Schloss Grafenegg, originally a small settlement called Espersdorf in 1294, evolved into its present form over centuries. It received its name in the 15th century and went through various ownership changes, passing to Holy Roman Emperor Frederick III and later the Thurzó family. In the 17th century, it was fortified by Johann Baptist Verda von Verdenberg during the Thirty Years' War.
The castle's transformation continued in the 19th century under the Breuner-Enckevoirt family, who reconstructed it in the romantic historicism style. The financial crisis of 1873 halted some planned expansions, preserving the castle's character. Marie Breunner-Enckevoirth inherited it and passed it on to the ducal house of Ratibor and Corvey when she married Viktor II, Duke of Ratibor and Prince of Corvey.
While not their main residence, the castle remained in their possession until it was heavily damaged during the Russian occupation in 1945-1955. Restoration efforts by Franz-Albrecht, who adopted the Metternich-Sandór name, began in 1967, with support from Austrian authorities. Today, Schloss Grafenegg is open to the public.
The 19th century conversion by the architects Leopold and Hugo Ernst left the nucleus of the existing building almost fully intact. However, they gave the castle exterior a completely different impression by adding stepped gables, arcades and facade decoration in a neo-gothic Tudor style. Ludwig Wächtler was responsible for the interior decoration, which was largely in Renaissance Revival architecture. The closed complex consists of four wings arranged around an inner courtyard.
The Basilica of Santa Maria in Trastevere is one of the oldest churches of Rome. The basic floor plan and wall structure of the church date back to the 340s, and much of the structure to 1140-43. The first sanctuary was built in 221 and 227 by Pope Callixtus I and later completed by Pope Julius I.

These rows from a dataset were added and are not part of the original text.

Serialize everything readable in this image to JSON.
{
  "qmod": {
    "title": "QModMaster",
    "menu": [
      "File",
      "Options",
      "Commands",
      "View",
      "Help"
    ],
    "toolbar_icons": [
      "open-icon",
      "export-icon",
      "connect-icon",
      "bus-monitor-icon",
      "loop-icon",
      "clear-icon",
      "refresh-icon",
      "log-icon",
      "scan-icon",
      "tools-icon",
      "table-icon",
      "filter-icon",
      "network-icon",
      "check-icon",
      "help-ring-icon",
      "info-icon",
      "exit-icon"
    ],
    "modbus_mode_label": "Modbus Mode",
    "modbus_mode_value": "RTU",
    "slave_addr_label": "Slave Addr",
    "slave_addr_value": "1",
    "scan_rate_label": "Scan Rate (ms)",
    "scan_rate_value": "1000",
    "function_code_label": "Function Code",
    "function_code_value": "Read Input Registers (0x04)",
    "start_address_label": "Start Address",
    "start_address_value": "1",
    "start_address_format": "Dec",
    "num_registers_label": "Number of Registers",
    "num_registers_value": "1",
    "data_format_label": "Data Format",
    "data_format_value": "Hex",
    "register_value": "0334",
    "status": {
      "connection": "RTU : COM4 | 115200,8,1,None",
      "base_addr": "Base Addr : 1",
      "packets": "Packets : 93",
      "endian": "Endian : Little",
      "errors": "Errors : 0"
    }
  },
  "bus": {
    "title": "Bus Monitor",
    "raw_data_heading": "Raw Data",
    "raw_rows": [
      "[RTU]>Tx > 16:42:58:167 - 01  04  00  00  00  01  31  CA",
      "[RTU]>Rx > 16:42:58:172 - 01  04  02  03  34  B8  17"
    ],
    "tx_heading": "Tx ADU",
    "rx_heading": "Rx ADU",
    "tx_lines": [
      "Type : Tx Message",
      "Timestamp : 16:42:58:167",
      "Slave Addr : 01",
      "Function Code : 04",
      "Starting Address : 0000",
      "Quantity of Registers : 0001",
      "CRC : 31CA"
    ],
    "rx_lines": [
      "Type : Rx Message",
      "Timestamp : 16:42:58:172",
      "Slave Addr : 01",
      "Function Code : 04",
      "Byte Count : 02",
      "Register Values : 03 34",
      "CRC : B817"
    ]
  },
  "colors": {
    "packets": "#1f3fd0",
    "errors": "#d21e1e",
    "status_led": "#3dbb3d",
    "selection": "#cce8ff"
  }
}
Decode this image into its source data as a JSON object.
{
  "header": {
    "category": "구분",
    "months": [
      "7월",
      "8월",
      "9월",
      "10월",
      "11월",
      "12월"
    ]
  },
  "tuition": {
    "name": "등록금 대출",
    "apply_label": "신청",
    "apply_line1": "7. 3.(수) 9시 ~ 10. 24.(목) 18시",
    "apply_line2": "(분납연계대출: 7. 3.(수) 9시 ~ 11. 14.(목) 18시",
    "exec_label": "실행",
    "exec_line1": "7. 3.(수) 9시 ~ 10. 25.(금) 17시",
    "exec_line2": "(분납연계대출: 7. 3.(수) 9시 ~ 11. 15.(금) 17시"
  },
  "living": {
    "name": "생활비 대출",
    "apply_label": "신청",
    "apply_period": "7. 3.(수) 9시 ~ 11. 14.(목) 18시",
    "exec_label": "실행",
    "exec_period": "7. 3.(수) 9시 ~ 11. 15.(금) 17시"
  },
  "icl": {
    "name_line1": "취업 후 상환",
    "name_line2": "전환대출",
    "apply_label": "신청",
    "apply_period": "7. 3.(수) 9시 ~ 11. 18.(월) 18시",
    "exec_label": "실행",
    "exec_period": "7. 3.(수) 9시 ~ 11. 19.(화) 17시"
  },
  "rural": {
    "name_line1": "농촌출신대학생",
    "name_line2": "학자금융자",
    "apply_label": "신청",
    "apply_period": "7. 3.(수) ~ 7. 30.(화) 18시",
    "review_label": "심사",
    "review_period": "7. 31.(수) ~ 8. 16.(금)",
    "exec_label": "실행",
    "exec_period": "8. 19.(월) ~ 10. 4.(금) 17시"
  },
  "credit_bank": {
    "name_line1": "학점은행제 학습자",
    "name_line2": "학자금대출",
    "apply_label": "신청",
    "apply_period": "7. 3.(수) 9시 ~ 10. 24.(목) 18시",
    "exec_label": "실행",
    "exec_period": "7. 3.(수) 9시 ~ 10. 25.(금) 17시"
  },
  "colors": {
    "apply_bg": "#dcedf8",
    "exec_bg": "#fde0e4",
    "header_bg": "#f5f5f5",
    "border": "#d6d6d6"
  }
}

The inscription on the episcopal throne states that this is the first church in Rome dedicated to Mary, mother of Jesus, although some claim that privilege belongs to the Basilica di Santa Maria Maggiore. A Christian house-church was founded here about 220 by Pope Saint Callixtus I (217-222) on the site of the Taberna meritoria, a refuge for retired soldiers. The area was made available for Christian use by Emperor Alexander Severus when he settled a dispute between the Christians and tavern-keepers.
The church underwent two restorations in the fifth and eighth centuries and in 1140-43 it was re-erected on its old foundations under Pope Innocent II.